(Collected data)
════════

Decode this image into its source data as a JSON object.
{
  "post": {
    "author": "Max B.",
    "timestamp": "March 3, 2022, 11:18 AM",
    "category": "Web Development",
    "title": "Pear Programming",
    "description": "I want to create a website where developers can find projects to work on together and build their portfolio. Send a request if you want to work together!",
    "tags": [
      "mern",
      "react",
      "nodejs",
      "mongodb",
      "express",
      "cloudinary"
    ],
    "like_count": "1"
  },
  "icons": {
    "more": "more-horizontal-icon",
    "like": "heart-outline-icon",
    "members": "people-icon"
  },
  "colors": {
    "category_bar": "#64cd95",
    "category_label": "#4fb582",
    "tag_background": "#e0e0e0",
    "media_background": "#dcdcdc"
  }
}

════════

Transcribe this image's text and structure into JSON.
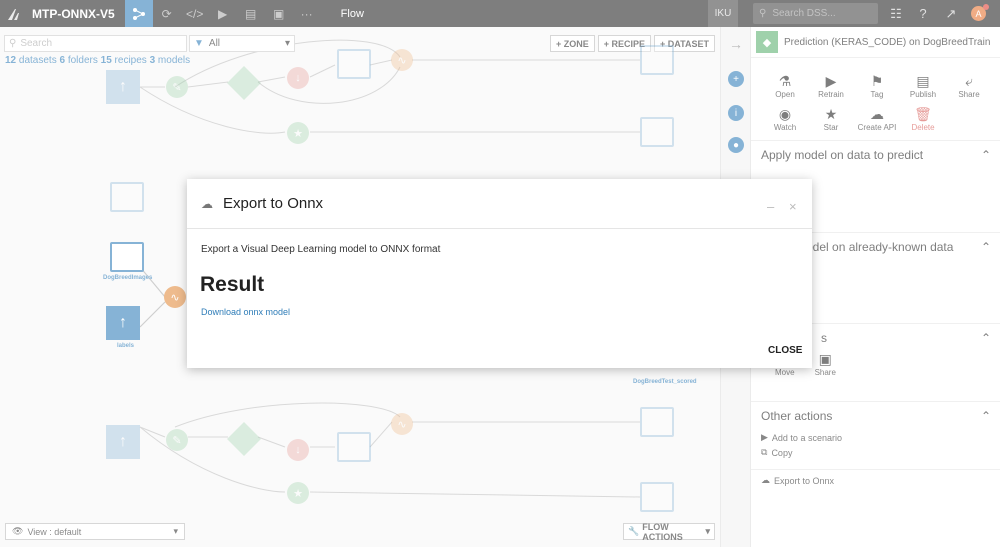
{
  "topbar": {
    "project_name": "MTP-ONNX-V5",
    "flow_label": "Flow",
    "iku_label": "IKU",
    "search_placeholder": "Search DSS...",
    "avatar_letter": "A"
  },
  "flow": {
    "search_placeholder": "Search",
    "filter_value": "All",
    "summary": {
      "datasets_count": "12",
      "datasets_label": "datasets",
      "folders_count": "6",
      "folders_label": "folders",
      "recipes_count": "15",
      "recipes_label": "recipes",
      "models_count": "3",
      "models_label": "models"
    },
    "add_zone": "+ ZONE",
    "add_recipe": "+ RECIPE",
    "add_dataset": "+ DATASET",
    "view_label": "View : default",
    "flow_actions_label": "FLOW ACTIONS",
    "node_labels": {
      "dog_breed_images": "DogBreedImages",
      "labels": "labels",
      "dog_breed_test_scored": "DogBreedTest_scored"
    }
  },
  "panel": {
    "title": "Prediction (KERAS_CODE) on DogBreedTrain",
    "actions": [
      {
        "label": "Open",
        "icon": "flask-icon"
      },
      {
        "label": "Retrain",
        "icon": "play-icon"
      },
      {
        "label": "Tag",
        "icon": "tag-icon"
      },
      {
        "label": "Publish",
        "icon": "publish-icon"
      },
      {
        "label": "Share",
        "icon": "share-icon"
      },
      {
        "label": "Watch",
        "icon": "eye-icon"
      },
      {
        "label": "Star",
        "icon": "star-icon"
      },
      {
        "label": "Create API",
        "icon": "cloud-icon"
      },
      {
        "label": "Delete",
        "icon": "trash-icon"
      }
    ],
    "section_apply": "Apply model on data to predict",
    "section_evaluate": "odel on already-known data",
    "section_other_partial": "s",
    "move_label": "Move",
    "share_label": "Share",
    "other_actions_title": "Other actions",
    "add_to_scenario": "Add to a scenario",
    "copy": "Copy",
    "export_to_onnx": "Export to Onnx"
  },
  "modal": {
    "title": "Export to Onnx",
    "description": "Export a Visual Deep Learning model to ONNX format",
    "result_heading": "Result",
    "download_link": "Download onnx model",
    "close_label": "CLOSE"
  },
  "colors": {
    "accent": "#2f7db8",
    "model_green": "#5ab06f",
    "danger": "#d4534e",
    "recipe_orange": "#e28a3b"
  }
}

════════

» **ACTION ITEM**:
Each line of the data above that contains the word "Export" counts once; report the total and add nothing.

» **REPLY TO THE TASK**:
3